Joseph's life has been rough up to this point. However, in this week's portion, Mikeitz, Joseph's life takes a turn for the better: not only do his external circumstances improve, he also starts to speak up for himself and begins to heal emotionally from the abuse he has experienced. When Joseph is released from prison and brought before Pharaoh, he confidently interprets Pharaoh's dreams and makes plans for the upcoming famine (Genesis 41:26-37).
Joseph must have been quite a sight in the Pharaoh's court: a young enslaved man, brought straight from prison, speaking to Pharaoh as an equal and detailing a seven-year plan. When presenting his ideas for managing the famine, for the first time, reticent Joseph has no hesitation in speaking up confidently and boldly.

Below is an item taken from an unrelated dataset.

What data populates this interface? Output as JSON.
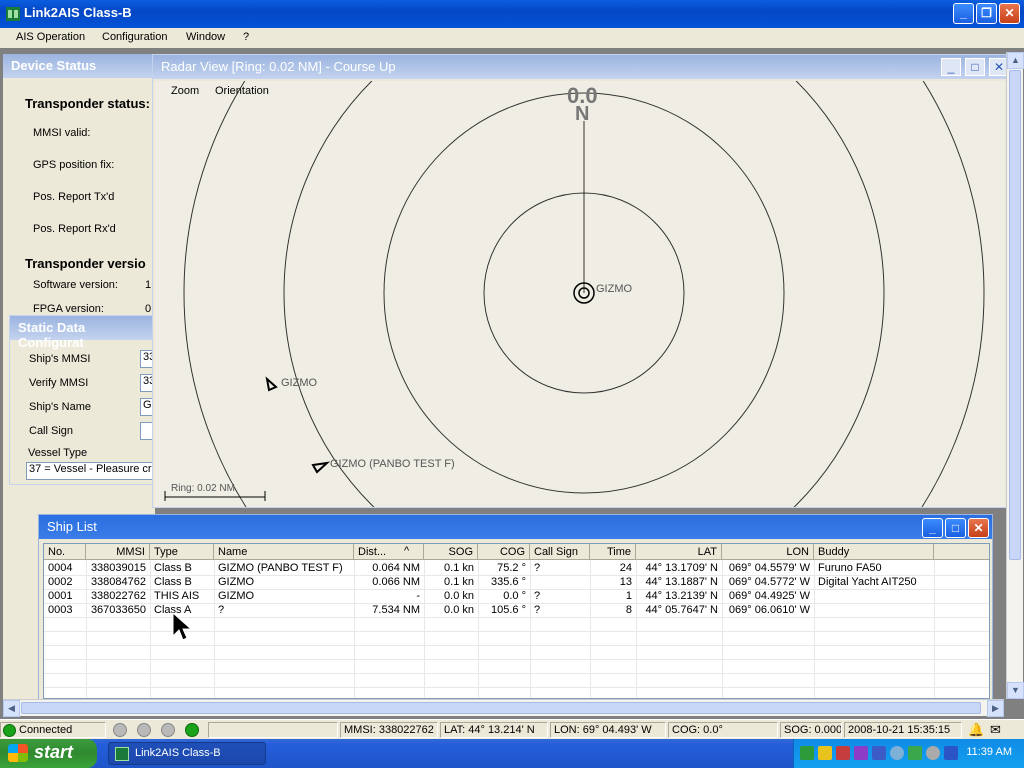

Joseph's charisma and confidence in this context contrast sharply with his earlier reactions (or implied non-reactions) when he was attacked or abused. Note his history up to this point:
- When his brothers took his tunic in Genesis 37:23, he said nothing.
- When his brothers cast him into the pit in Genesis 37:24, he said nothing.
- When his brothers sold him into slavery in Genesis 37:28, he said nothing.
- When his new master believed his wife's accusations in Genesis 39:19, he said nothing.
- When the cupbearer forgot him in Genesis 41:23, he said nothing.
It's possible, of course, that Joseph's responses were not considered important to the story and went unrecorded. However, in Biblical interpretation, it's quite common to find meaning in even the smallest details. In this case, we have five different examples of abuse followed by silence, which seems meaningful given their frequency.
Previously, when people took advantage of him, Joseph became passive and silent. Passivity is a typical defense mechanism of those who have been abused. In Joseph's case, passivity also appears to be a family trait. In Vayishlach, Joseph's father, Jacob, also had to rise above his learned passivity to confront his uncle Laban and face his brother Esau.
In this week's portion, Joseph finally finds the capacity to speak, albeit angrily, when he is faced with his abusers. He has risen above his passivity. When his brothers arrive, he "[pretends] to be a stranger to them and [speaks] roughly to them" (Genesis 42:7). He even goes as far as imprisoning them for three days. At last, we see Joseph getting in touch with his anger, though not yet reaching a place of compassion.
I suspect that the days of his brothers' imprisonment were a time of introspection for Joseph. Perhaps while mulling over his brothers' fates, Joseph realized that he missed his family, particularly his father. He may have realized that he even missed his brothers, despite all they had done to him.
Joseph may have also used that time to come to terms with his own role in the family drama. Though nothing can justify abuse, perhaps he realized that he had been oblivious to his brothers' pain when he bragged about his dreams.
Part of Joseph's healing process involves confronting his brothers while taking steps to adequately defend himself, rather than defaulting to his usual passivity. His greatest personal growth occurs when he finds compassion for his brothers and forgives them. The first step toward that, however, is acknowledging his anger and recognizing its validity.
We each inherit patterns from our family of origin, patterns that are both helpful and, at times, harmful. Real growth comes from learning how to confront those patterns in ways that are healthy and healing. The first step in that process is admitting the truth of the relationship and recognizing our own feelings as valid. The next step is finding the courage to show compassion.